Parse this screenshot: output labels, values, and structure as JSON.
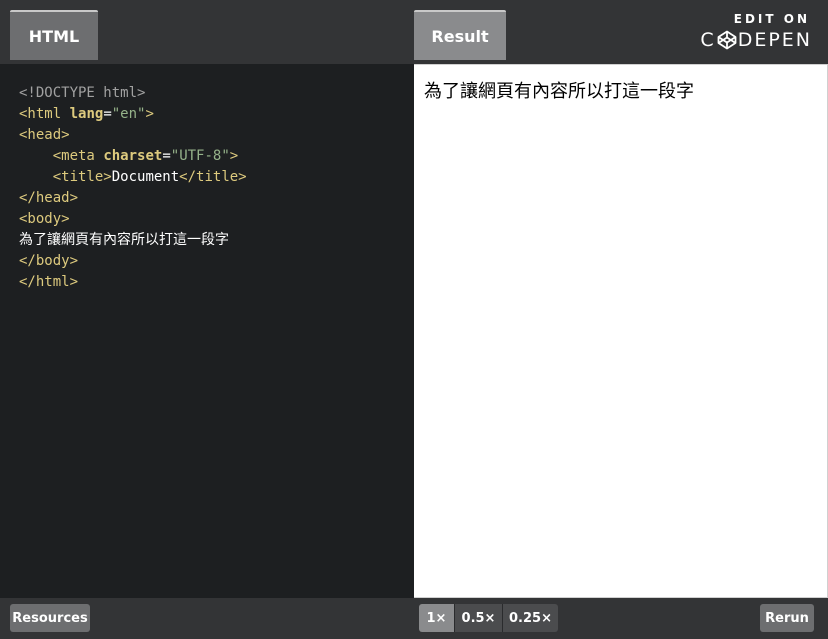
{
  "tabs": {
    "html_label": "HTML",
    "result_label": "Result"
  },
  "codepen_link": {
    "edit_on": "EDIT ON",
    "brand_prefix": "C",
    "brand_suffix": "DEPEN",
    "logo_icon": "codepen-cube-icon"
  },
  "code": {
    "doctype": "<!DOCTYPE html>",
    "html_open_tag": "<html",
    "html_lang_attr": "lang",
    "html_lang_eq": "=",
    "html_lang_value": "\"en\"",
    "html_open_close": ">",
    "head_open": "<head>",
    "meta_open": "<meta",
    "meta_charset_attr": "charset",
    "meta_eq": "=",
    "meta_charset_value": "\"UTF-8\"",
    "meta_close": ">",
    "title_open": "<title>",
    "title_text": "Document",
    "title_close": "</title>",
    "head_close": "</head>",
    "body_open": "<body>",
    "body_text": "為了讓網頁有內容所以打這一段字",
    "body_close": "</body>",
    "html_close": "</html>"
  },
  "result": {
    "text": "為了讓網頁有內容所以打這一段字"
  },
  "bottom_bar": {
    "resources_label": "Resources",
    "zoom_options": [
      "1×",
      "0.5×",
      "0.25×"
    ],
    "zoom_selected": "1×",
    "rerun_label": "Rerun"
  },
  "colors": {
    "editor_bg": "#1d1f21",
    "bar_bg": "#333436",
    "tag": "#ddca7e",
    "attr_value": "#96b38a",
    "doctype": "#a1a1a1"
  }
}
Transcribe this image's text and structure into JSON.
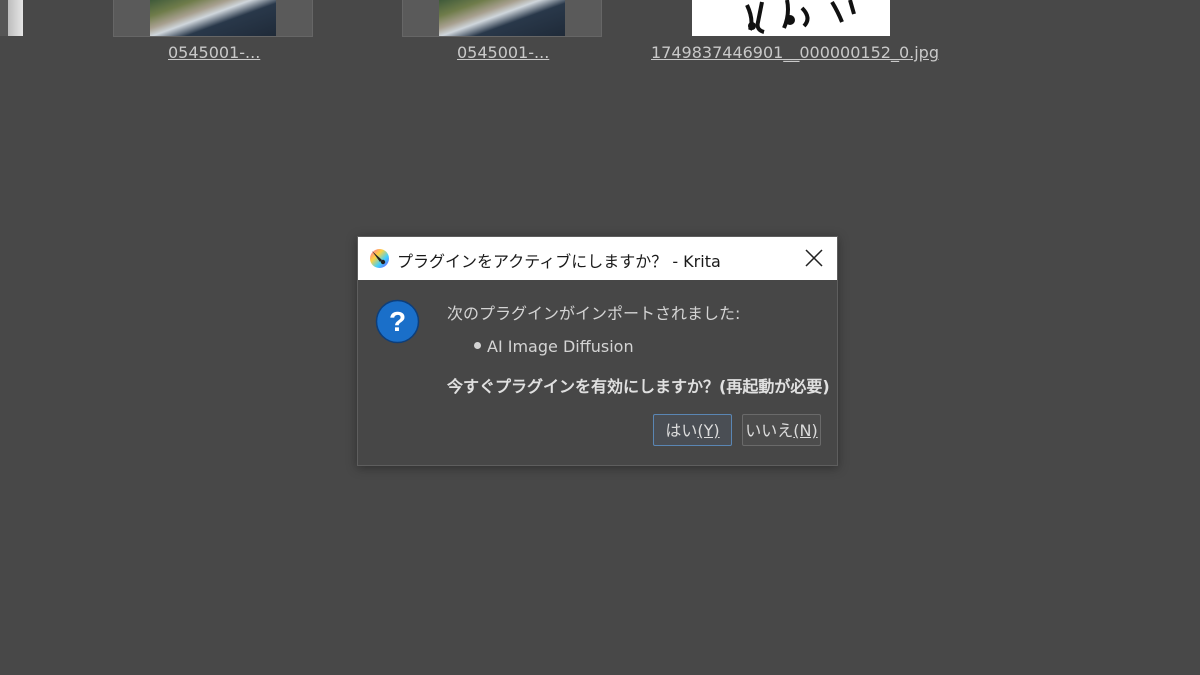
{
  "background": {
    "files": [
      {
        "label": "0545001-..."
      },
      {
        "label": "0545001-..."
      },
      {
        "label": "1749837446901__000000152_0.jpg"
      }
    ]
  },
  "dialog": {
    "title": "プラグインをアクティブにしますか？ - Krita",
    "icon": "krita-logo-icon",
    "message_intro": "次のプラグインがインポートされました:",
    "plugins": [
      "AI Image Diffusion"
    ],
    "question": "今すぐプラグインを有効にしますか？(再起動が必要)",
    "buttons": {
      "yes": {
        "label": "はい",
        "mnemonic": "(Y)"
      },
      "no": {
        "label": "いいえ",
        "mnemonic": "(N)"
      }
    },
    "accent_color": "#1a6fc9"
  }
}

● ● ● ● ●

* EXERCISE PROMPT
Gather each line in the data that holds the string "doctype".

* RESPONSE FOR THIS EXERCISE
    "doctype": "<!DOCTYPE html>",
    "doctype": "#a1a1a1"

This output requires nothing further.